He gardened at Myddelton House, Bulls Cross, Enfield, Middlesex, England (open to the public) carrying on the work begun by his father. The book My Garden in Spring is, indeed, dedicated to his father in typical humorous fashion: “To my father Henry C. B. Bowles who has so kindly and patiently allowed to experiment with his garden for the last twenty-five years”.
He was a member of the Royal Horticultural Society for over 50 years, including some 28 years as vice-president, and received its Victoria Medal of Honour in 1916. His interest in gardening was all-inclusive but he came to be thought of as the ultimate authority on the small bulbs such as Daffodils, crocus and snowdrops etc., again, many of these being named for, or introduced by him; references to him in the gardening literature of the time are extensive, particularly regarding these tiny horticultural jewels.
He wrote a number of books, the most notable being My Garden in Spring, My Garden in Summer and My Garden in Autumn and Winter. Reading the thoughts of eminent practitioners of any craft can always be instructive but Bowles was also an accomplished writer, making the task of learning from his expertise a pleasurable activity. (Two of them can be downloaded from archive.org).
I’ve formatted 5 chapters from his My Garden in Spring and will post them here as 5 separate posts. Keep in mind that many of the Latin names have since been superseded but you should be able to do an internet search with them to find the newer names for which the ones in his books should be listed as synonyms.
The first post, Early Irises, has considerable information on Iris unguicularis, a plant for which I have been searching, without success, for some years – if you can get your hands on one it will present you with blooms in the middle of winter, at least here in coastal British Columbia. Bowles gives lots of valuable information on its culture.

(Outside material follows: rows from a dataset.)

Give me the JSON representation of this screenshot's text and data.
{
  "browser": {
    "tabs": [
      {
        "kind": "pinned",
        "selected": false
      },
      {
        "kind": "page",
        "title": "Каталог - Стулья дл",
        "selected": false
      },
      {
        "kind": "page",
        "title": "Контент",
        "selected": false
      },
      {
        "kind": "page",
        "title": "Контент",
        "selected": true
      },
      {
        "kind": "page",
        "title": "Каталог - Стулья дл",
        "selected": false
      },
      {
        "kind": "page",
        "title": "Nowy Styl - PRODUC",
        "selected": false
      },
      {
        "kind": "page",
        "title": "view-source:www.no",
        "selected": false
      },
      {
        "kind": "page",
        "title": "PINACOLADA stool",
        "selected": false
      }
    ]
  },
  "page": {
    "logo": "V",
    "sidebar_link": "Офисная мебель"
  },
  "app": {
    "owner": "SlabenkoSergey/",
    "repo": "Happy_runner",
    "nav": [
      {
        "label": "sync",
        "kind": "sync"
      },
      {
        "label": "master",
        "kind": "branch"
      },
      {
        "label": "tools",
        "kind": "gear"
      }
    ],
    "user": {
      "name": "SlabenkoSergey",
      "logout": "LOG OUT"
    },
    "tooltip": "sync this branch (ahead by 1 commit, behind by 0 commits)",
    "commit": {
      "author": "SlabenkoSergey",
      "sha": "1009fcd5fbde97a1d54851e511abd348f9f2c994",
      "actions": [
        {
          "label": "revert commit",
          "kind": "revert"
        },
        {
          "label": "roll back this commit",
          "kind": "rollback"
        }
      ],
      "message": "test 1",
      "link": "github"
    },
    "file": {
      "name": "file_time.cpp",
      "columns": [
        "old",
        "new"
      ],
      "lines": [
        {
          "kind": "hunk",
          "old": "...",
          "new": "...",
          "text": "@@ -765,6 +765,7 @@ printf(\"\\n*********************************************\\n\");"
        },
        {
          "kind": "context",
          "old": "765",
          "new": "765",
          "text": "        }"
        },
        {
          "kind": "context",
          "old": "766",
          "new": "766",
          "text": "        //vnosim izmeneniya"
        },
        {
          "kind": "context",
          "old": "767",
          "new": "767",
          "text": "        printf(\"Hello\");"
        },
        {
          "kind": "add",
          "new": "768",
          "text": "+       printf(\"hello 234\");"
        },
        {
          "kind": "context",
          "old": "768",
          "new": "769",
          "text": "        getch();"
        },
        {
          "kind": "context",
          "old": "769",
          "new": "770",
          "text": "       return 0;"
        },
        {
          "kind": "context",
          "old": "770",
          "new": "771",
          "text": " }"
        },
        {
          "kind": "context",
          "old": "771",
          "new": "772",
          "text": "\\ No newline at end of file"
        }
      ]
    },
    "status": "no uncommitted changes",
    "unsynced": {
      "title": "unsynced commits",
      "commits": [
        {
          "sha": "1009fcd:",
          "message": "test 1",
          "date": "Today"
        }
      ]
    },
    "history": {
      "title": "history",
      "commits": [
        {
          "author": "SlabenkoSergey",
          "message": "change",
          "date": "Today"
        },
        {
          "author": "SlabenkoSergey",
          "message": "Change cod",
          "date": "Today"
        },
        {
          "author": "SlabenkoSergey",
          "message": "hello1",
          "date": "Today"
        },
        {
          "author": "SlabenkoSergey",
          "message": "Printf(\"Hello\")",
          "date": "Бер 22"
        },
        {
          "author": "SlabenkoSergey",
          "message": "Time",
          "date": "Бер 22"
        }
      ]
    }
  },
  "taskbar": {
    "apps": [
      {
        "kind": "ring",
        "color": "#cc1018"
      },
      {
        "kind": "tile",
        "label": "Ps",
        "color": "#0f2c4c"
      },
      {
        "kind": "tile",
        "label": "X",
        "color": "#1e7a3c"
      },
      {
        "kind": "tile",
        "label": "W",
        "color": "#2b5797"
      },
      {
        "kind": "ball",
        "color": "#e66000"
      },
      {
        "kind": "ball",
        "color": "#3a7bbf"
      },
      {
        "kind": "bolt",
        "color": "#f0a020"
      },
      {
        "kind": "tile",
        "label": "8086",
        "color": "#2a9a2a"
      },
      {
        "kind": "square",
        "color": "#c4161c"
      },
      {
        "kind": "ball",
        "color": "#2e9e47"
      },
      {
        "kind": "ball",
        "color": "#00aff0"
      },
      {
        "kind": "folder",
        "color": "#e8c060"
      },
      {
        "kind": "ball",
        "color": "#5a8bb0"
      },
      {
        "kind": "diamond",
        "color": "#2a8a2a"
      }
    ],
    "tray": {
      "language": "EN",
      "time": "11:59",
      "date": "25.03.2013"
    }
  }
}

Read on then to encounter the prose of E. A. Bowles and to learn something about the smaller wonders of the horticultural world that are, now in early February, beginning to stir, soon to christen the gardening year with their brave and lovely flowers.